Cold to moderate; a drier pattern for the Heartland


Cold to moderate; a drier pattern for the Heartland

An expansive cold outbreak will persist nearly nationwide, with warmer-than-normal weather mostly limited to the Southeast and Far West. Late in the week, however, cool air will arrive across the Southeast, while warmth will expand eastward across the western U.S.

Meanwhile, a slow-moving storm system will cross the southwestern and south-central U.S.

The storm will generate significant, early-season snow across southern sections of the Rockies and High Plains, as well as 2 to 5 inches of rain across the southeastern Plains, aiding winter wheat and easing wildfire concerns.
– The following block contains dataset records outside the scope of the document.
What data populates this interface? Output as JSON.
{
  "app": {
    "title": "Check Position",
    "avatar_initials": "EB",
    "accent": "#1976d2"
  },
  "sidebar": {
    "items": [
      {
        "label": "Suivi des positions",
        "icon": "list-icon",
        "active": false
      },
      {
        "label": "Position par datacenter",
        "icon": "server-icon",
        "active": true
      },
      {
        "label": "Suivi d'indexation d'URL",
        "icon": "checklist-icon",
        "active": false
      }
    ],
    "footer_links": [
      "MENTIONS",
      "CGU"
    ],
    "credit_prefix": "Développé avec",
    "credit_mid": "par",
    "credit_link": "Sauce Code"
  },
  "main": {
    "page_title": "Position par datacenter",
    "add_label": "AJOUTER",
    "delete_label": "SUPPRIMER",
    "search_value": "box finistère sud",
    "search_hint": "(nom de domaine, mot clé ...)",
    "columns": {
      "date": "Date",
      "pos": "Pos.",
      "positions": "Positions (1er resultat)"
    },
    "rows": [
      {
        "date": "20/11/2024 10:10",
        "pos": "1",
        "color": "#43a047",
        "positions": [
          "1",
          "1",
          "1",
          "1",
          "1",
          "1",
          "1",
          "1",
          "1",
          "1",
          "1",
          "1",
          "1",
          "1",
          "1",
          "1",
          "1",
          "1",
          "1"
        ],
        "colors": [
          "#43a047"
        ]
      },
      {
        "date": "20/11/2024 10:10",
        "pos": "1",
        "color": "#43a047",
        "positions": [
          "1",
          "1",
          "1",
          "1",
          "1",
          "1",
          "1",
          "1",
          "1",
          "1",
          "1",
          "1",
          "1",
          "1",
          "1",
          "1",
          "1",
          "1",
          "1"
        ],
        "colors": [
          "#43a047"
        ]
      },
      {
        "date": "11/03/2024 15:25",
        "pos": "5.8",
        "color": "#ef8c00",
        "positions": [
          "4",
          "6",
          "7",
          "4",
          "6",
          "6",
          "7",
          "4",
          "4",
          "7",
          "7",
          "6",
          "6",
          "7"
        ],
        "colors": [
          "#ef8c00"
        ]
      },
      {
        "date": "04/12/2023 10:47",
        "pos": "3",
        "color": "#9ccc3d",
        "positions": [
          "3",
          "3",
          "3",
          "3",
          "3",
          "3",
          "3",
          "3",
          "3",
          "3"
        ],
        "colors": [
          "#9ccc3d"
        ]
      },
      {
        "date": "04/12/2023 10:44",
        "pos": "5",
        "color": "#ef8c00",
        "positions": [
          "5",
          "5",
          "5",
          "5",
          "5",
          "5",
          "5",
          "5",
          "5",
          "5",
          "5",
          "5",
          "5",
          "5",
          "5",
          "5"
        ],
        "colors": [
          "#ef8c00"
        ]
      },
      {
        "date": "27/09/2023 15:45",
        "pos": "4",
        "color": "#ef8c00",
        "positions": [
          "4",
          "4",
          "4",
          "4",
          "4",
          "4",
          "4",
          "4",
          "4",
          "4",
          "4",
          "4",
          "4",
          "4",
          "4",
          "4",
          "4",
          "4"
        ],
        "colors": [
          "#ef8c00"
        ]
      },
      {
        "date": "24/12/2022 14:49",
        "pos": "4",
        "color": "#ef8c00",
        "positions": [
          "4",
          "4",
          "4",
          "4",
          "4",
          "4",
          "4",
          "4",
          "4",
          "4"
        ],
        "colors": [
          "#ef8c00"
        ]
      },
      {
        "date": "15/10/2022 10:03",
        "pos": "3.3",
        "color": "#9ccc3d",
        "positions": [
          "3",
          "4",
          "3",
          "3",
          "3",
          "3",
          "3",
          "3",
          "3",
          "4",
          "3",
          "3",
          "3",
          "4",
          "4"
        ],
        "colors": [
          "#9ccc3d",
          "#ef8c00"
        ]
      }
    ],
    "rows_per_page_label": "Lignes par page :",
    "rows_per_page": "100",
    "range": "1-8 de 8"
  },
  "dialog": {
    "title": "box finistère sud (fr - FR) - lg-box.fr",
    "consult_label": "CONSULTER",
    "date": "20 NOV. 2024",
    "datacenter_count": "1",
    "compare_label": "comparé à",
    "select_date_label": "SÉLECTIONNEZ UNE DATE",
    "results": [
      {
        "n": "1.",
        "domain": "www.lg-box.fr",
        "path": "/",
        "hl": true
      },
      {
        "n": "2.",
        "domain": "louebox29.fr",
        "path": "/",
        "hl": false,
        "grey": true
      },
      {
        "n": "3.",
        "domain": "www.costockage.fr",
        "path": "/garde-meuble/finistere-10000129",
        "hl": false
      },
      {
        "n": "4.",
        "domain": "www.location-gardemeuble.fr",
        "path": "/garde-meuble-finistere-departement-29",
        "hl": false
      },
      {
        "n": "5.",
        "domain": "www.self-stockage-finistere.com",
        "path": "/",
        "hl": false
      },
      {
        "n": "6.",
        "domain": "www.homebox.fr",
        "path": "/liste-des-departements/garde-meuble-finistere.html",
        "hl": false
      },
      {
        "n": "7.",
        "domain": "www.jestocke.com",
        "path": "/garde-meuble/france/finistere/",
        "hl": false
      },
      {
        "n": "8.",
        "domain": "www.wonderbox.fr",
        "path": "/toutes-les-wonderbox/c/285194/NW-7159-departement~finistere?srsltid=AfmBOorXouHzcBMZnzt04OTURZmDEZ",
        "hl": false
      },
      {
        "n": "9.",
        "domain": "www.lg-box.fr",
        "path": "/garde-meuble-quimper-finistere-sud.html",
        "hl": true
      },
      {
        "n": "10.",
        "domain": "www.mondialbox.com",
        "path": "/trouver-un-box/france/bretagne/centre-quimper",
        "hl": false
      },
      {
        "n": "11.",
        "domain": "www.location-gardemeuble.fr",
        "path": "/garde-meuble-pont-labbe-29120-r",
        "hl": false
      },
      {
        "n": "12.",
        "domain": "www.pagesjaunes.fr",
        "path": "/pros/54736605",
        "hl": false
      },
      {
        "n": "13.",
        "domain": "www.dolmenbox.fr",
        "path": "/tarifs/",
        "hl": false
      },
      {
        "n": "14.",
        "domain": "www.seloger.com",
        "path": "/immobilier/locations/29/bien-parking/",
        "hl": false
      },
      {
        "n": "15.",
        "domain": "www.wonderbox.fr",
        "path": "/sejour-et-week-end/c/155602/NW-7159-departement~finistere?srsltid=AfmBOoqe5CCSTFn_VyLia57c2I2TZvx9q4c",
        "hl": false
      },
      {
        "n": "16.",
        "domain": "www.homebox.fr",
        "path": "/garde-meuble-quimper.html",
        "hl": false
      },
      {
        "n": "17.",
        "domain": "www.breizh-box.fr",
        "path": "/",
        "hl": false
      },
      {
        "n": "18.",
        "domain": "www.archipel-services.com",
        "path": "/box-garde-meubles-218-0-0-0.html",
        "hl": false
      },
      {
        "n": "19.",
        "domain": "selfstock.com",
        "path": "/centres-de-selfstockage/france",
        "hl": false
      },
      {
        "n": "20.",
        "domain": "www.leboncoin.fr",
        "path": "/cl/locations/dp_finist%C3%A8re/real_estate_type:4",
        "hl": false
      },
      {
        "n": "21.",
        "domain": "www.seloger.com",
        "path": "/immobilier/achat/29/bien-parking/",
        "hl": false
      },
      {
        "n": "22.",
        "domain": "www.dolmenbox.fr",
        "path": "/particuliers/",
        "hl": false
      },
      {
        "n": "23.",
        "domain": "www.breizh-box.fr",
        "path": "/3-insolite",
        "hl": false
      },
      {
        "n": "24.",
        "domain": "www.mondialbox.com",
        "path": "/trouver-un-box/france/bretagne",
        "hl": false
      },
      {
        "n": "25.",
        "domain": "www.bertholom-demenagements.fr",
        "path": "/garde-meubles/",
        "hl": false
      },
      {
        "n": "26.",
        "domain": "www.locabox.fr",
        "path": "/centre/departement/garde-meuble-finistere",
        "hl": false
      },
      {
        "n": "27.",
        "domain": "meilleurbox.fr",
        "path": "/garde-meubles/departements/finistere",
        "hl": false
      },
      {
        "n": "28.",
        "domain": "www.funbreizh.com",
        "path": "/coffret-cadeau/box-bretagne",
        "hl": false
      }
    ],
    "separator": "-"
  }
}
During the mid- to late-week period, the interaction between the storm system and Tropical Storm Zeta could lead to additional heavy rain across the South. Zeta should reach the central Gulf Coast region of the U.S. as a hurricane or strong tropical storm late Wednesday or early Thursday.

Elsewhere, mostly dry weather will prevail during the next 5 days from the Pacific Coast to the northern Plains and upper Midwest. The wildfire threat in California will only gradually diminish as winds slowly subside.

Looking ahead, the 6- to 10-day outlook calls for the likelihood of near- or below-normal temperatures in much of the South, East, and lower Midwest, while warmer-than-normal weather will prevail across Florida’s peninsula, the northern Plains, and the West.

Meanwhile, below-normal precipitation across most of the country should contrast with wetter-than-normal weather across Florida’s peninsula and the Pacific Northwest.